WORK ITEM
Extract all data as written.

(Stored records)
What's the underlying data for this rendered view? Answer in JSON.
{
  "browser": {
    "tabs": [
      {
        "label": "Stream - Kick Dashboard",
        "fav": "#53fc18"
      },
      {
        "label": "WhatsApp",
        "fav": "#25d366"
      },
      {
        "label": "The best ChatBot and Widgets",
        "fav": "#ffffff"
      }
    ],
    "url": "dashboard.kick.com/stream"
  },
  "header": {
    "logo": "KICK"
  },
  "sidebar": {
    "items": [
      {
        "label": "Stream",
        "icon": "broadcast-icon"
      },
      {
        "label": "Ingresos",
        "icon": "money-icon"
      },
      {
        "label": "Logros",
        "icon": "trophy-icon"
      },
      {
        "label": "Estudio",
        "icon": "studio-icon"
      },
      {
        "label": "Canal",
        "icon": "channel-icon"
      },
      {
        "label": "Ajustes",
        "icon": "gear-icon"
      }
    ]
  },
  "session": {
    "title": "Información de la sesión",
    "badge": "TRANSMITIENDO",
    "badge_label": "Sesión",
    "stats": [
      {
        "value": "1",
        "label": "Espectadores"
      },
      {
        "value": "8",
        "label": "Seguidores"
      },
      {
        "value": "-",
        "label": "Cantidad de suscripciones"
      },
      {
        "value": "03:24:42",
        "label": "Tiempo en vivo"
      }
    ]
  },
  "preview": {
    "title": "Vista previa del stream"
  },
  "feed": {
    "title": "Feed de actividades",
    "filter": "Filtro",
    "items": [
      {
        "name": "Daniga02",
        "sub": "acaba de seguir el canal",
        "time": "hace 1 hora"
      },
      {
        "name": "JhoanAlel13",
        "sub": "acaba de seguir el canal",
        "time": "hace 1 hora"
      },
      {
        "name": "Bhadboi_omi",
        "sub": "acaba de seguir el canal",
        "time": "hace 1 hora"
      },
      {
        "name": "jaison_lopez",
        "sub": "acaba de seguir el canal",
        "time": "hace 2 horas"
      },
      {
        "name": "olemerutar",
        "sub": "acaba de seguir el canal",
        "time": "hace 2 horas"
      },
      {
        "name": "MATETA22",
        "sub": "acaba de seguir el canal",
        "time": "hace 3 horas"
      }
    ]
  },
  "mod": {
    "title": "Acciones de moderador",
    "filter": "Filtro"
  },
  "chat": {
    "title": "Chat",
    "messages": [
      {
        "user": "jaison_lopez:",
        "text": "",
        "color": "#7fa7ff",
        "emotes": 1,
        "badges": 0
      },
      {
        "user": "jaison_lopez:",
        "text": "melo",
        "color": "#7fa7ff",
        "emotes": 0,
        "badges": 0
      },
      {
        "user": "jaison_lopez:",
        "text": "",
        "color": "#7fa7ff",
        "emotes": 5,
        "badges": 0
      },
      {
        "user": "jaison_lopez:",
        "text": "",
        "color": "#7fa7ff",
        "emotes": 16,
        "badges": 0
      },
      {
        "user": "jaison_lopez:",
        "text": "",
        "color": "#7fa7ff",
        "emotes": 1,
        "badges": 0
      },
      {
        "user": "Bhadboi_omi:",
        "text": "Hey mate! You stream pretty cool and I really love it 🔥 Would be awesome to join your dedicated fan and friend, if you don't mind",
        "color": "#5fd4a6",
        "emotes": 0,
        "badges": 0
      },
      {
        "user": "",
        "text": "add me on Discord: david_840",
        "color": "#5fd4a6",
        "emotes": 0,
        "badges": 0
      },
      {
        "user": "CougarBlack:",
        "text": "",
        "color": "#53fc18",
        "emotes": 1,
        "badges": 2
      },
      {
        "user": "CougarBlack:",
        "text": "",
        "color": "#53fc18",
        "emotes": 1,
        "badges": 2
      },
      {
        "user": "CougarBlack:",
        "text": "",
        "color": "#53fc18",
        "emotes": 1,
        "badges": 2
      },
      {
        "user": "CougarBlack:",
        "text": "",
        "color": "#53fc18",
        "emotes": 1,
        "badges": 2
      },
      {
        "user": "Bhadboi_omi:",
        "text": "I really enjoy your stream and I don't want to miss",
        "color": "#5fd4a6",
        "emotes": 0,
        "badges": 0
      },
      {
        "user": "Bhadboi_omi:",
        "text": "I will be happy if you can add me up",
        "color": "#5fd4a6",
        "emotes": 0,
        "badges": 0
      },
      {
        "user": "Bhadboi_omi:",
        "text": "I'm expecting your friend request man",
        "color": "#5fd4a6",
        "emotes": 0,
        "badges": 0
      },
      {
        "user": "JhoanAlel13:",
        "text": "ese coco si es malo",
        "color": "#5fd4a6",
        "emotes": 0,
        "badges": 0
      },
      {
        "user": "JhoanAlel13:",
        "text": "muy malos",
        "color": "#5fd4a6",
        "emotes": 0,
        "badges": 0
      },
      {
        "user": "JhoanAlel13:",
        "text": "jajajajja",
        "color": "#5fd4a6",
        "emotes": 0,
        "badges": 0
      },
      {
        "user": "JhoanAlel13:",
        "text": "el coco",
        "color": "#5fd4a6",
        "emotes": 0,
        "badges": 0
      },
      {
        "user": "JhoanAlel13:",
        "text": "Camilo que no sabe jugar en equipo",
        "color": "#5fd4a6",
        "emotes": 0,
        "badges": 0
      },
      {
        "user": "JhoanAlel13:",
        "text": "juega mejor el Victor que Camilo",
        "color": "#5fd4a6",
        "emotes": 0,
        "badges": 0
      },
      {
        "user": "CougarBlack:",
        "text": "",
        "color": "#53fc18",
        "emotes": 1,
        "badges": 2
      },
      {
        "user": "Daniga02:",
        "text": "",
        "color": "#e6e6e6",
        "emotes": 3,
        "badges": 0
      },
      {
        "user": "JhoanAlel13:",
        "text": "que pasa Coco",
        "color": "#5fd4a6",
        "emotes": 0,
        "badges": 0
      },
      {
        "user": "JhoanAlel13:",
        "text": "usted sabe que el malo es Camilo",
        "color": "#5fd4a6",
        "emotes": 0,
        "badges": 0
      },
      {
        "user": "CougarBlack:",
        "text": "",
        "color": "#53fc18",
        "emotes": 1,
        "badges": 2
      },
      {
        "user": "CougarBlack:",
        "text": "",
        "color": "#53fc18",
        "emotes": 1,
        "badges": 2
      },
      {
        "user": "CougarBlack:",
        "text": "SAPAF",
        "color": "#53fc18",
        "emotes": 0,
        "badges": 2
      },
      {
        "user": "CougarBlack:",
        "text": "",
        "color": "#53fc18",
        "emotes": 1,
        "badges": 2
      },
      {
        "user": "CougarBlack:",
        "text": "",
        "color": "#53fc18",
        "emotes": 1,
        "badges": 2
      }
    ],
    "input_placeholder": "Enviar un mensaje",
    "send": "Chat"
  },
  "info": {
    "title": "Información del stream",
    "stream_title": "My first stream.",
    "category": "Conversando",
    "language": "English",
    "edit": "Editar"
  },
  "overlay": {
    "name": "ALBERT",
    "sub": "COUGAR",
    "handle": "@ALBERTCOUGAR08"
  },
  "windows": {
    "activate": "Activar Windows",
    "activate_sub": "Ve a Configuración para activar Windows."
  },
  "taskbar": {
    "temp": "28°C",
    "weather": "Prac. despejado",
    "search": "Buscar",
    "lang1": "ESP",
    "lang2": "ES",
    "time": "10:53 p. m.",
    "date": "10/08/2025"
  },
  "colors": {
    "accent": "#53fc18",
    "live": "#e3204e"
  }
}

RESPONSE TO THE TASK
What's the underlying data for this rendered view? Answer in JSON.
{
  "browser": {
    "tabs": [
      {
        "label": "Stream - Kick Dashboard",
        "fav": "#53fc18"
      },
      {
        "label": "WhatsApp",
        "fav": "#25d366"
      },
      {
        "label": "The best ChatBot and Widgets",
        "fav": "#ffffff"
      }
    ],
    "url": "dashboard.kick.com/stream"
  },
  "header": {
    "logo": "KICK"
  },
  "sidebar": {
    "items": [
      {
        "label": "Stream",
        "icon": "broadcast-icon"
      },
      {
        "label": "Ingresos",
        "icon": "money-icon"
      },
      {
        "label": "Logros",
        "icon": "trophy-icon"
      },
      {
        "label": "Estudio",
        "icon": "studio-icon"
      },
      {
        "label": "Canal",
        "icon": "channel-icon"
      },
      {
        "label": "Ajustes",
        "icon": "gear-icon"
      }
    ]
  },
  "session": {
    "title": "Información de la sesión",
    "badge": "TRANSMITIENDO",
    "badge_label": "Sesión",
    "stats": [
      {
        "value": "1",
        "label": "Espectadores"
      },
      {
        "value": "8",
        "label": "Seguidores"
      },
      {
        "value": "-",
        "label": "Cantidad de suscripciones"
      },
      {
        "value": "03:24:42",
        "label": "Tiempo en vivo"
      }
    ]
  },
  "preview": {
    "title": "Vista previa del stream"
  },
  "feed": {
    "title": "Feed de actividades",
    "filter": "Filtro",
    "items": [
      {
        "name": "Daniga02",
        "sub": "acaba de seguir el canal",
        "time": "hace 1 hora"
      },
      {
        "name": "JhoanAlel13",
        "sub": "acaba de seguir el canal",
        "time": "hace 1 hora"
      },
      {
        "name": "Bhadboi_omi",
        "sub": "acaba de seguir el canal",
        "time": "hace 1 hora"
      },
      {
        "name": "jaison_lopez",
        "sub": "acaba de seguir el canal",
        "time": "hace 2 horas"
      },
      {
        "name": "olemerutar",
        "sub": "acaba de seguir el canal",
        "time": "hace 2 horas"
      },
      {
        "name": "MATETA22",
        "sub": "acaba de seguir el canal",
        "time": "hace 3 horas"
      }
    ]
  },
  "mod": {
    "title": "Acciones de moderador",
    "filter": "Filtro"
  },
  "chat": {
    "title": "Chat",
    "messages": [
      {
        "user": "jaison_lopez:",
        "text": "",
        "color": "#7fa7ff",
        "emotes": 1,
        "badges": 0
      },
      {
        "user": "jaison_lopez:",
        "text": "melo",
        "color": "#7fa7ff",
        "emotes": 0,
        "badges": 0
      },
      {
        "user": "jaison_lopez:",
        "text": "",
        "color": "#7fa7ff",
        "emotes": 5,
        "badges": 0
      },
      {
        "user": "jaison_lopez:",
        "text": "",
        "color": "#7fa7ff",
        "emotes": 16,
        "badges": 0
      },
      {
        "user": "jaison_lopez:",
        "text": "",
        "color": "#7fa7ff",
        "emotes": 1,
        "badges": 0
      },
      {
        "user": "Bhadboi_omi:",
        "text": "Hey mate! You stream pretty cool and I really love it 🔥 Would be awesome to join your dedicated fan and friend, if you don't mind",
        "color": "#5fd4a6",
        "emotes": 0,
        "badges": 0
      },
      {
        "user": "",
        "text": "add me on Discord: david_840",
        "color": "#5fd4a6",
        "emotes": 0,
        "badges": 0
      },
      {
        "user": "CougarBlack:",
        "text": "",
        "color": "#53fc18",
        "emotes": 1,
        "badges": 2
      },
      {
        "user": "CougarBlack:",
        "text": "",
        "color": "#53fc18",
        "emotes": 1,
        "badges": 2
      },
      {
        "user": "CougarBlack:",
        "text": "",
        "color": "#53fc18",
        "emotes": 1,
        "badges": 2
      },
      {
        "user": "CougarBlack:",
        "text": "",
        "color": "#53fc18",
        "emotes": 1,
        "badges": 2
      },
      {
        "user": "Bhadboi_omi:",
        "text": "I really enjoy your stream and I don't want to miss",
        "color": "#5fd4a6",
        "emotes": 0,
        "badges": 0
      },
      {
        "user": "Bhadboi_omi:",
        "text": "I will be happy if you can add me up",
        "color": "#5fd4a6",
        "emotes": 0,
        "badges": 0
      },
      {
        "user": "Bhadboi_omi:",
        "text": "I'm expecting your friend request man",
        "color": "#5fd4a6",
        "emotes": 0,
        "badges": 0
      },
      {
        "user": "JhoanAlel13:",
        "text": "ese coco si es malo",
        "color": "#5fd4a6",
        "emotes": 0,
        "badges": 0
      },
      {
        "user": "JhoanAlel13:",
        "text": "muy malos",
        "color": "#5fd4a6",
        "emotes": 0,
        "badges": 0
      },
      {
        "user": "JhoanAlel13:",
        "text": "jajajajja",
        "color": "#5fd4a6",
        "emotes": 0,
        "badges": 0
      },
      {
        "user": "JhoanAlel13:",
        "text": "el coco",
        "color": "#5fd4a6",
        "emotes": 0,
        "badges": 0
      },
      {
        "user": "JhoanAlel13:",
        "text": "Camilo que no sabe jugar en equipo",
        "color": "#5fd4a6",
        "emotes": 0,
        "badges": 0
      },
      {
        "user": "JhoanAlel13:",
        "text": "juega mejor el Victor que Camilo",
        "color": "#5fd4a6",
        "emotes": 0,
        "badges": 0
      },
      {
        "user": "CougarBlack:",
        "text": "",
        "color": "#53fc18",
        "emotes": 1,
        "badges": 2
      },
      {
        "user": "Daniga02:",
        "text": "",
        "color": "#e6e6e6",
        "emotes": 3,
        "badges": 0
      },
      {
        "user": "JhoanAlel13:",
        "text": "que pasa Coco",
        "color": "#5fd4a6",
        "emotes": 0,
        "badges": 0
      },
      {
        "user": "JhoanAlel13:",
        "text": "usted sabe que el malo es Camilo",
        "color": "#5fd4a6",
        "emotes": 0,
        "badges": 0
      },
      {
        "user": "CougarBlack:",
        "text": "",
        "color": "#53fc18",
        "emotes": 1,
        "badges": 2
      },
      {
        "user": "CougarBlack:",
        "text": "",
        "color": "#53fc18",
        "emotes": 1,
        "badges": 2
      },
      {
        "user": "CougarBlack:",
        "text": "SAPAF",
        "color": "#53fc18",
        "emotes": 0,
        "badges": 2
      },
      {
        "user": "CougarBlack:",
        "text": "",
        "color": "#53fc18",
        "emotes": 1,
        "badges": 2
      },
      {
        "user": "CougarBlack:",
        "text": "",
        "color": "#53fc18",
        "emotes": 1,
        "badges": 2
      }
    ],
    "input_placeholder": "Enviar un mensaje",
    "send": "Chat"
  },
  "info": {
    "title": "Información del stream",
    "stream_title": "My first stream.",
    "category": "Conversando",
    "language": "English",
    "edit": "Editar"
  },
  "overlay": {
    "name": "ALBERT",
    "sub": "COUGAR",
    "handle": "@ALBERTCOUGAR08"
  },
  "windows": {
    "activate": "Activar Windows",
    "activate_sub": "Ve a Configuración para activar Windows."
  },
  "taskbar": {
    "temp": "28°C",
    "weather": "Prac. despejado",
    "search": "Buscar",
    "lang1": "ESP",
    "lang2": "ES",
    "time": "10:53 p. m.",
    "date": "10/08/2025"
  },
  "colors": {
    "accent": "#53fc18",
    "live": "#e3204e"
  }
}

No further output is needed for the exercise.